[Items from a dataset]
* * *

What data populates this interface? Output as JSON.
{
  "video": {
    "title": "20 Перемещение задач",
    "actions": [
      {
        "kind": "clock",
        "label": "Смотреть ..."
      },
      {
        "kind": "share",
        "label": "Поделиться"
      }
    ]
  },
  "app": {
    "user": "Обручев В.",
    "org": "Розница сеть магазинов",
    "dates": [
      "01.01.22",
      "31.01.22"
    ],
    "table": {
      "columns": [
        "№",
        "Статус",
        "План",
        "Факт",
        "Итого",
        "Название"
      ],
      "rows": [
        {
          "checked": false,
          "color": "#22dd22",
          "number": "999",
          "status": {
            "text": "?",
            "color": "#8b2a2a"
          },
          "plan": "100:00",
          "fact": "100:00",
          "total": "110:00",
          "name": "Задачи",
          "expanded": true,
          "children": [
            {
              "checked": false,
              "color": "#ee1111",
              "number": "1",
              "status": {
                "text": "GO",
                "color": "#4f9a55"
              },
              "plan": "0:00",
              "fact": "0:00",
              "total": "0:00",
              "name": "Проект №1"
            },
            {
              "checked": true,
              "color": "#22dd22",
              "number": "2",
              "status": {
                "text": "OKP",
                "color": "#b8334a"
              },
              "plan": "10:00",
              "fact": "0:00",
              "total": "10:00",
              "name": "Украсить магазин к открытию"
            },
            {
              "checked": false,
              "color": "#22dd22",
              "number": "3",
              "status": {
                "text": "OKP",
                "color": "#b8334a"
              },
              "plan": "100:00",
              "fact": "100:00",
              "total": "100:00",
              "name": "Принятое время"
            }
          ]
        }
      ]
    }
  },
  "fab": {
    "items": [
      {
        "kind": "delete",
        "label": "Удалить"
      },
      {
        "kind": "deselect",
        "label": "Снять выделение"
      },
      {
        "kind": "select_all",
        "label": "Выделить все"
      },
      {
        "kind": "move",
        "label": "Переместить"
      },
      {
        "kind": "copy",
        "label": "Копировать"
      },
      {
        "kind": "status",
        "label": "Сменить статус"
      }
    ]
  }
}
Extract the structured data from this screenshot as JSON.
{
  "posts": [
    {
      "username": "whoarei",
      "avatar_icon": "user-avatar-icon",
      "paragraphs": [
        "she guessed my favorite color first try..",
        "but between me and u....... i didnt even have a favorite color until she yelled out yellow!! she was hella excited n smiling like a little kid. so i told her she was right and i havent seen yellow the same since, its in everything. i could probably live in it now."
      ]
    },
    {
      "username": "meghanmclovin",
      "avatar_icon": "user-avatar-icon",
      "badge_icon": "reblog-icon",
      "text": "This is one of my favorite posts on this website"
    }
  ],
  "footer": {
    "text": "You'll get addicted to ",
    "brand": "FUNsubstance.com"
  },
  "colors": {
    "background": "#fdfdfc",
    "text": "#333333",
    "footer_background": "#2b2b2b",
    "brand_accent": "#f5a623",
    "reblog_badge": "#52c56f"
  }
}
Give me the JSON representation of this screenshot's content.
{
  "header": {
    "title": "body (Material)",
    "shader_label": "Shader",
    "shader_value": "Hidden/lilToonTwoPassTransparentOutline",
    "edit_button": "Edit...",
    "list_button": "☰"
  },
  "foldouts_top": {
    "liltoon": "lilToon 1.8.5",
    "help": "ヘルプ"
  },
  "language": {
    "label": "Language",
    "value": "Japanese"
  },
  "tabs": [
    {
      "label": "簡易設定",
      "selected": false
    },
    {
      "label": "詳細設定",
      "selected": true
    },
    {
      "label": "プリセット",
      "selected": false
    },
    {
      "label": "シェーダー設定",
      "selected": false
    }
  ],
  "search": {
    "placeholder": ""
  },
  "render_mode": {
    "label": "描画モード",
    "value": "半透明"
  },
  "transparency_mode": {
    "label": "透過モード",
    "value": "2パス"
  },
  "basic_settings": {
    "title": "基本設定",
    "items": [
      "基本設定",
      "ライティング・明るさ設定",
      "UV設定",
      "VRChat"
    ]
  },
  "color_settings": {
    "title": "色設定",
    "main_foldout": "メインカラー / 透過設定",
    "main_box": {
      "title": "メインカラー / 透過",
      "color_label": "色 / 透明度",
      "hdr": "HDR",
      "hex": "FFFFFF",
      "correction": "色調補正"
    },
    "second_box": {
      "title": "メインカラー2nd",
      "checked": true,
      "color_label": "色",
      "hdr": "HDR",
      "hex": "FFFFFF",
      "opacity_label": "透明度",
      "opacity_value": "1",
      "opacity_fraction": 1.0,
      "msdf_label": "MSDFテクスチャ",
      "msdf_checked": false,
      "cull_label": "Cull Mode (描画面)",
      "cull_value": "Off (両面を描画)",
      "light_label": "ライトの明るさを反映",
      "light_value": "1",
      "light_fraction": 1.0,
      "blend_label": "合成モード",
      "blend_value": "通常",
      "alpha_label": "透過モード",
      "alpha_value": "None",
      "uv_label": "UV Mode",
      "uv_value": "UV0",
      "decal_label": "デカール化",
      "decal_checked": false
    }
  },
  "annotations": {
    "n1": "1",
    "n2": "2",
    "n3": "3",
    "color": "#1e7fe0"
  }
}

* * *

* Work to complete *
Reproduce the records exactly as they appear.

* Result of this task *
What data populates this interface? Output as JSON.
{
  "video": {
    "title": "20 Перемещение задач",
    "actions": [
      {
        "kind": "clock",
        "label": "Смотреть ..."
      },
      {
        "kind": "share",
        "label": "Поделиться"
      }
    ]
  },
  "app": {
    "user": "Обручев В.",
    "org": "Розница сеть магазинов",
    "dates": [
      "01.01.22",
      "31.01.22"
    ],
    "table": {
      "columns": [
        "№",
        "Статус",
        "План",
        "Факт",
        "Итого",
        "Название"
      ],
      "rows": [
        {
          "checked": false,
          "color": "#22dd22",
          "number": "999",
          "status": {
            "text": "?",
            "color": "#8b2a2a"
          },
          "plan": "100:00",
          "fact": "100:00",
          "total": "110:00",
          "name": "Задачи",
          "expanded": true,
          "children": [
            {
              "checked": false,
              "color": "#ee1111",
              "number": "1",
              "status": {
                "text": "GO",
                "color": "#4f9a55"
              },
              "plan": "0:00",
              "fact": "0:00",
              "total": "0:00",
              "name": "Проект №1"
            },
            {
              "checked": true,
              "color": "#22dd22",
              "number": "2",
              "status": {
                "text": "OKP",
                "color": "#b8334a"
              },
              "plan": "10:00",
              "fact": "0:00",
              "total": "10:00",
              "name": "Украсить магазин к открытию"
            },
            {
              "checked": false,
              "color": "#22dd22",
              "number": "3",
              "status": {
                "text": "OKP",
                "color": "#b8334a"
              },
              "plan": "100:00",
              "fact": "100:00",
              "total": "100:00",
              "name": "Принятое время"
            }
          ]
        }
      ]
    }
  },
  "fab": {
    "items": [
      {
        "kind": "delete",
        "label": "Удалить"
      },
      {
        "kind": "deselect",
        "label": "Снять выделение"
      },
      {
        "kind": "select_all",
        "label": "Выделить все"
      },
      {
        "kind": "move",
        "label": "Переместить"
      },
      {
        "kind": "copy",
        "label": "Копировать"
      },
      {
        "kind": "status",
        "label": "Сменить статус"
      }
    ]
  }
}
Extract the structured data from this screenshot as JSON.
{
  "posts": [
    {
      "username": "whoarei",
      "avatar_icon": "user-avatar-icon",
      "paragraphs": [
        "she guessed my favorite color first try..",
        "but between me and u....... i didnt even have a favorite color until she yelled out yellow!! she was hella excited n smiling like a little kid. so i told her she was right and i havent seen yellow the same since, its in everything. i could probably live in it now."
      ]
    },
    {
      "username": "meghanmclovin",
      "avatar_icon": "user-avatar-icon",
      "badge_icon": "reblog-icon",
      "text": "This is one of my favorite posts on this website"
    }
  ],
  "footer": {
    "text": "You'll get addicted to ",
    "brand": "FUNsubstance.com"
  },
  "colors": {
    "background": "#fdfdfc",
    "text": "#333333",
    "footer_background": "#2b2b2b",
    "brand_accent": "#f5a623",
    "reblog_badge": "#52c56f"
  }
}
Give me the JSON representation of this screenshot's content.
{
  "header": {
    "title": "body (Material)",
    "shader_label": "Shader",
    "shader_value": "Hidden/lilToonTwoPassTransparentOutline",
    "edit_button": "Edit...",
    "list_button": "☰"
  },
  "foldouts_top": {
    "liltoon": "lilToon 1.8.5",
    "help": "ヘルプ"
  },
  "language": {
    "label": "Language",
    "value": "Japanese"
  },
  "tabs": [
    {
      "label": "簡易設定",
      "selected": false
    },
    {
      "label": "詳細設定",
      "selected": true
    },
    {
      "label": "プリセット",
      "selected": false
    },
    {
      "label": "シェーダー設定",
      "selected": false
    }
  ],
  "search": {
    "placeholder": ""
  },
  "render_mode": {
    "label": "描画モード",
    "value": "半透明"
  },
  "transparency_mode": {
    "label": "透過モード",
    "value": "2パス"
  },
  "basic_settings": {
    "title": "基本設定",
    "items": [
      "基本設定",
      "ライティング・明るさ設定",
      "UV設定",
      "VRChat"
    ]
  },
  "color_settings": {
    "title": "色設定",
    "main_foldout": "メインカラー / 透過設定",
    "main_box": {
      "title": "メインカラー / 透過",
      "color_label": "色 / 透明度",
      "hdr": "HDR",
      "hex": "FFFFFF",
      "correction": "色調補正"
    },
    "second_box": {
      "title": "メインカラー2nd",
      "checked": true,
      "color_label": "色",
      "hdr": "HDR",
      "hex": "FFFFFF",
      "opacity_label": "透明度",
      "opacity_value": "1",
      "opacity_fraction": 1.0,
      "msdf_label": "MSDFテクスチャ",
      "msdf_checked": false,
      "cull_label": "Cull Mode (描画面)",
      "cull_value": "Off (両面を描画)",
      "light_label": "ライトの明るさを反映",
      "light_value": "1",
      "light_fraction": 1.0,
      "blend_label": "合成モード",
      "blend_value": "通常",
      "alpha_label": "透過モード",
      "alpha_value": "None",
      "uv_label": "UV Mode",
      "uv_value": "UV0",
      "decal_label": "デカール化",
      "decal_checked": false
    }
  },
  "annotations": {
    "n1": "1",
    "n2": "2",
    "n3": "3",
    "color": "#1e7fe0"
  }
}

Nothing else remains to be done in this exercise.